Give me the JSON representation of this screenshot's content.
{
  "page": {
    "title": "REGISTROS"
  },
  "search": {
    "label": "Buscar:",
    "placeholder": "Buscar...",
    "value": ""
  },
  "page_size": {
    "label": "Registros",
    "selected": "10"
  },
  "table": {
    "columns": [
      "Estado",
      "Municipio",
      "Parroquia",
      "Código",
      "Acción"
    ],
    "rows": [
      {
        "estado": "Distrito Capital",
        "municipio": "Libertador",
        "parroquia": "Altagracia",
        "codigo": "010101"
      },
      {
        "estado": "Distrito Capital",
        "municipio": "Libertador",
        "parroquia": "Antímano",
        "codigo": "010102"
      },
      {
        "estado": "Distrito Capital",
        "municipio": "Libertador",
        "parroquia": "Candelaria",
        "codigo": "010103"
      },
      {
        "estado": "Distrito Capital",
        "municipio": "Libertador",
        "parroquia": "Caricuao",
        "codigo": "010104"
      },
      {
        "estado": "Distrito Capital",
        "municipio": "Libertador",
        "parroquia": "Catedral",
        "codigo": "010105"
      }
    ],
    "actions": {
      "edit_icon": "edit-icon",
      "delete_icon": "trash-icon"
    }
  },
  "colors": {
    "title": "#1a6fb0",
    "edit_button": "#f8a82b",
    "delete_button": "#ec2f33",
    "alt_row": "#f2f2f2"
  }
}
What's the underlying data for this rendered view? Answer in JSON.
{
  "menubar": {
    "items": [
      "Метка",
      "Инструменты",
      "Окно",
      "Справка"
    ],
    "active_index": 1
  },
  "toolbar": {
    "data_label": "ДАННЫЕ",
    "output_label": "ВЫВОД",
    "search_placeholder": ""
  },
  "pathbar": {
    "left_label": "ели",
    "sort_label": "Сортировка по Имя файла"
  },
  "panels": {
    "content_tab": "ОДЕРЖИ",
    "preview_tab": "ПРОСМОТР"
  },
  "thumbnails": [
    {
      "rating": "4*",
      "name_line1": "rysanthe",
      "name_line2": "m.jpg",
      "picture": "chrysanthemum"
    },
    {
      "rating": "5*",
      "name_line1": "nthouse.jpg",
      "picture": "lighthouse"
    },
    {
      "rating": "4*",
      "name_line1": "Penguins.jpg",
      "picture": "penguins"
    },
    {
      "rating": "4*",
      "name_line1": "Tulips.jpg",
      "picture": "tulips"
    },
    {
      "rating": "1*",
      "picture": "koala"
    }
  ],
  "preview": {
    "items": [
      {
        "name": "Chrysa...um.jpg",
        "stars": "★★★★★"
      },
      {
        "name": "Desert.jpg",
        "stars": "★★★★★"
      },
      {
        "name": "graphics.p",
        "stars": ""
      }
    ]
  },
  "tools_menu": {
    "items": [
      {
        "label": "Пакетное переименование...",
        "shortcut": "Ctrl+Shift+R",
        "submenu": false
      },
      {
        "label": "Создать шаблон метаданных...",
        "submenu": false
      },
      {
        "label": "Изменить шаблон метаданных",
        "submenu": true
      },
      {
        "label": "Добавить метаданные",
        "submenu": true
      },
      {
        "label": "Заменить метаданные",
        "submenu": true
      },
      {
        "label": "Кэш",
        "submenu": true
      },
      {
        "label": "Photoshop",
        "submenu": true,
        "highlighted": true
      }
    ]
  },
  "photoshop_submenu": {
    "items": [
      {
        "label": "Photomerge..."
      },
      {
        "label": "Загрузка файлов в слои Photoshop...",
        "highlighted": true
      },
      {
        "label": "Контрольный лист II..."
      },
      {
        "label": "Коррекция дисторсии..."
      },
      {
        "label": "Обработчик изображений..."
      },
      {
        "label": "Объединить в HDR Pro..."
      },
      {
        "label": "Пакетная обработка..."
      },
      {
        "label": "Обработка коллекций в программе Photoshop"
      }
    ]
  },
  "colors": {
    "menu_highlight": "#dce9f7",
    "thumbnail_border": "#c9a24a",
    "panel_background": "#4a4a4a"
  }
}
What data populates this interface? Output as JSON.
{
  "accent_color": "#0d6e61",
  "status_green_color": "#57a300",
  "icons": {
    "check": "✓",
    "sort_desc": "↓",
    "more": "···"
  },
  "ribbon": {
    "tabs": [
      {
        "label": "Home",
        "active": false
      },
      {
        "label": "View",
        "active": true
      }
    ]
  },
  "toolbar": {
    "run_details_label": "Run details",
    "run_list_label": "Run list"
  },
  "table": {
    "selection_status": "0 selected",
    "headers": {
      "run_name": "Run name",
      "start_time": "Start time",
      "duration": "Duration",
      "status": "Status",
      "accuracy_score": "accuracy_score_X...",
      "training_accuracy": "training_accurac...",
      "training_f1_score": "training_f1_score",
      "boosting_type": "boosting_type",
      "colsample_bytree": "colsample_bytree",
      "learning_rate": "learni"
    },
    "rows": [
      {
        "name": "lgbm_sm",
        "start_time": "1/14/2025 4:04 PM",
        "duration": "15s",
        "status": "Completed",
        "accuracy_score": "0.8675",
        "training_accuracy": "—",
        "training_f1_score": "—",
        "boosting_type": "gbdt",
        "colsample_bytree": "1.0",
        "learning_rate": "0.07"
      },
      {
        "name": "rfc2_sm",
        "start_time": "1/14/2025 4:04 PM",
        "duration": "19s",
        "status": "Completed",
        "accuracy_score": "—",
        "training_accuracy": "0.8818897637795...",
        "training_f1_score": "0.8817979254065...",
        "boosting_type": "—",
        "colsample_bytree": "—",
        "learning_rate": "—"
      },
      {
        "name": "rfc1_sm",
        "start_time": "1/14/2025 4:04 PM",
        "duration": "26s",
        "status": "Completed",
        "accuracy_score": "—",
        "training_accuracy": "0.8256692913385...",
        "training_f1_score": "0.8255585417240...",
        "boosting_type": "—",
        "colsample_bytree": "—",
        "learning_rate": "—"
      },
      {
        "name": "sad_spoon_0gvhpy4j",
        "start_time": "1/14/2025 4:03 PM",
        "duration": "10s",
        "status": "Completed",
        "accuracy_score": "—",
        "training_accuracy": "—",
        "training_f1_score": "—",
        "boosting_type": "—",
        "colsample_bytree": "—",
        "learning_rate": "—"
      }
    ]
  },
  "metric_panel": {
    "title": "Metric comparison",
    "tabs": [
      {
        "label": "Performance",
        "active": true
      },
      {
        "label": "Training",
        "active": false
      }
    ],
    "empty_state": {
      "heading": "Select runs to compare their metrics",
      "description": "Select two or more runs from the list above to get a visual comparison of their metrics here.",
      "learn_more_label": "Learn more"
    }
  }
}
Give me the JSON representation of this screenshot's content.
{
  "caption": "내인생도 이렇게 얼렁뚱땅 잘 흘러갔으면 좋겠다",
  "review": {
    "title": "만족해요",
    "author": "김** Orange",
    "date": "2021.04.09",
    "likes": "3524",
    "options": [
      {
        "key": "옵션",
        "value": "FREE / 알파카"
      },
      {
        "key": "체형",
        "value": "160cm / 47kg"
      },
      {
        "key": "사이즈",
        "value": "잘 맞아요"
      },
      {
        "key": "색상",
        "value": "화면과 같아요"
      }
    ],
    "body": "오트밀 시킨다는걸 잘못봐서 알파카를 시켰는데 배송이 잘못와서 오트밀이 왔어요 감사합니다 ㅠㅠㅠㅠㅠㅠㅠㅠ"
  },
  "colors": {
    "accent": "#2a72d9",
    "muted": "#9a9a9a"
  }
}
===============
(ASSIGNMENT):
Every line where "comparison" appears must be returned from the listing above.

(REPLY TO THE TASK):
    "title": "Metric comparison",
      "description": "Select two or more runs from the list above to get a visual comparison of their metrics here.",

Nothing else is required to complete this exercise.